Starting today, drivers who run afoul of new rules on King Street will be issued a ticket rather than a warning.

Thousands of warnings were issued to drivers this past week after the new pilot project came into effect on King Street, between Bathurst and Jarvis streets.

The pilot project is meant to help the city’s busiest streetcar route move thousands of people daily without getting stuck in gridlock.

In order to do that, traffic has been restricted so that cars and most other vehicles are only allowed to travel a short distance on King Street. Vehicles are not allowed to continue straight through intersections, but must turn right.

Those who violate the rules face a $110 fine and two demerit points.

Emergency and city vehicles may continue to use the street without restrictions. Taxis are also allowed to use the road without restrictions between 10 p.m. and 5 a.m. Ridesharing vehicles for services such as Uber are subject to the same rules as regular vehicles.

On-street parking has been removed for the duration of the year-long pilot.

While some people feared traffic chaos on surrounding streets, police have said that so far, the pilot project appears to be going smoothly.
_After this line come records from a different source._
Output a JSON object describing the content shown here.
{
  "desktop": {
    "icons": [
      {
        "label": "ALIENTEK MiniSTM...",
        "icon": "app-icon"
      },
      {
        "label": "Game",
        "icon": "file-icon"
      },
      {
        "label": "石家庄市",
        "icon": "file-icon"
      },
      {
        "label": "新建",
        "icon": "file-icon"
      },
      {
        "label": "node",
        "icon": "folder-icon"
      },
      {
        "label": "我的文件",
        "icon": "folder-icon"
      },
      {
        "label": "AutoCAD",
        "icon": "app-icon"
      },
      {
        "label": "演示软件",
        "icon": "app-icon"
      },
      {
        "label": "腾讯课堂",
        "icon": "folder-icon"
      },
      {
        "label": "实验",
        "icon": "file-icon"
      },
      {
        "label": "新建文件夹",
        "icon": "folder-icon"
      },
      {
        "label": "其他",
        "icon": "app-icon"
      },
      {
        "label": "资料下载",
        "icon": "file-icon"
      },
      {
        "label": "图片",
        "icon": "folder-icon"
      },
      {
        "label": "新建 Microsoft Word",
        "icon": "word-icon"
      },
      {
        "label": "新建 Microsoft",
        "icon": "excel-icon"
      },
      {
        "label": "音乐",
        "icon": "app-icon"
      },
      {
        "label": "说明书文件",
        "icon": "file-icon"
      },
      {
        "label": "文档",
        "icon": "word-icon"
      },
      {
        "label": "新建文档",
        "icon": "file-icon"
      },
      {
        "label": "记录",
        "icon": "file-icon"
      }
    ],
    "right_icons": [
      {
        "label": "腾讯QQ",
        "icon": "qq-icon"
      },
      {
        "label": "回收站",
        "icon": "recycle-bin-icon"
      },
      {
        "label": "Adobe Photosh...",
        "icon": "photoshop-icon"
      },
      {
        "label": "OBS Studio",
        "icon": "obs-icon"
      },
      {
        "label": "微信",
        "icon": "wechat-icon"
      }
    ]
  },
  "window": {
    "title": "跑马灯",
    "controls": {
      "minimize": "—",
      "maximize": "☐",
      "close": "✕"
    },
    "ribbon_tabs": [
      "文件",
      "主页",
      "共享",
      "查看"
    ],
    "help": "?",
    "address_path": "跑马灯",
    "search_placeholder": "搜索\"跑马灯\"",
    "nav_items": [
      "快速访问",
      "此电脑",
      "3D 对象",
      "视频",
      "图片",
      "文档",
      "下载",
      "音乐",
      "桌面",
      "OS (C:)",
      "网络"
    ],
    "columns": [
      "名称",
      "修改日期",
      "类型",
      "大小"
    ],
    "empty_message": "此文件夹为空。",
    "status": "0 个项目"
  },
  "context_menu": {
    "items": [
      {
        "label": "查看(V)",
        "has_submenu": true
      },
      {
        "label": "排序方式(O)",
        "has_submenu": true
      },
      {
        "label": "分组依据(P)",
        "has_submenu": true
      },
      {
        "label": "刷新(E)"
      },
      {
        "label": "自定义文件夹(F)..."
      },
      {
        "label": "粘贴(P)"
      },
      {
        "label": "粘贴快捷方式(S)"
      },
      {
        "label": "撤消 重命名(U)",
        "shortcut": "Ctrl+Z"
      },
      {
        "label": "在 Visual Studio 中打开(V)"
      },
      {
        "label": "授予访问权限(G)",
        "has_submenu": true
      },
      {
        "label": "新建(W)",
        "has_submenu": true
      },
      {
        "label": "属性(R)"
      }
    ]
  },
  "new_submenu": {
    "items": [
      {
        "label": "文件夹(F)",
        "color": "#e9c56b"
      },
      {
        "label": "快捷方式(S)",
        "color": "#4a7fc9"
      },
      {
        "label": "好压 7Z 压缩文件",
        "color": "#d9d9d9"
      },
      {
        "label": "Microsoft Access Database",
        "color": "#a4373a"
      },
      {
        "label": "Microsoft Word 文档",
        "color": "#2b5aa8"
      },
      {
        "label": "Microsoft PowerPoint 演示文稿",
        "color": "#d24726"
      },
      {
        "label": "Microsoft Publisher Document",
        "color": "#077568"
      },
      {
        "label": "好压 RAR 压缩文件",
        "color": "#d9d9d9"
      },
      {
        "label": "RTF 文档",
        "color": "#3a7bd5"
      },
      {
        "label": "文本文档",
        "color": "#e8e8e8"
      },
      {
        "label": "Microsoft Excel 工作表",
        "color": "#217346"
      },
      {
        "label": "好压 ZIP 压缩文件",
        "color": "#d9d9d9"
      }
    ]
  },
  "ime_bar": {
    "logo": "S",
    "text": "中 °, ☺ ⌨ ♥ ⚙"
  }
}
“We interacted with about over 2,000 people we stopped and talked to about the King Street pilot,” Sgt. Brett Moore told CP24 when asked about the pilot’s first week. “Overall things have worked out really well. Traffic has improved and even on the side roads I’ve noticed they haven’t really backed up the way people had anticipated.”

Former councilor Doug Ford, who has stated that he is planning to run against Mayor John Tory in next year’s municipal election, railed against the pilot project Monday, posting a Twitter video from his car calling the project “a disaster.”

“We’re on Richmond, avoiding King Street and you can see what’s happening to all the cars – bumper to bumper on Adelaide and Queen Street, Wellington and Front Street,” Ford said in the video. “This is a disaster, this is a war on the car.”

Speaking with CP24 later, he also claimed that the pilot would cost “thousands of jobs” from lost business on the street.

Speaking at an announcement about a city partnership with route planning app Waze Monday, Mayor Tory responded to the criticism.

“When people are critical of these things, I hope first and foremost that they would suggest what the alternatives are,” Tory said.

He cited traffic reports from this morning that suggested traffic was not busier than usual on surrounding streets because of the pilot project.

“I think that is encouraging. I think the initial reports coming from transit users are universally positive and encouraging in that the transit vehicles moving 65,000 people per day are moving faster. We will have data on that in due course.”

Tory also noted that this is the first time that anyone has tried something different on King Street and said it’s important for the city to keep trying new things in order to ease congestion.

King Street is the city’s busiest surface transit route, moving more than 65,000 people per day, according to city figures. The city also lists King Street as Toronto’s third busiest transit corridor, behind the subway system’s Line 1 and Line 2.

According to numbers collected before the pilot project, 20,000 vehicles were using King Street each day, mostly for local trips.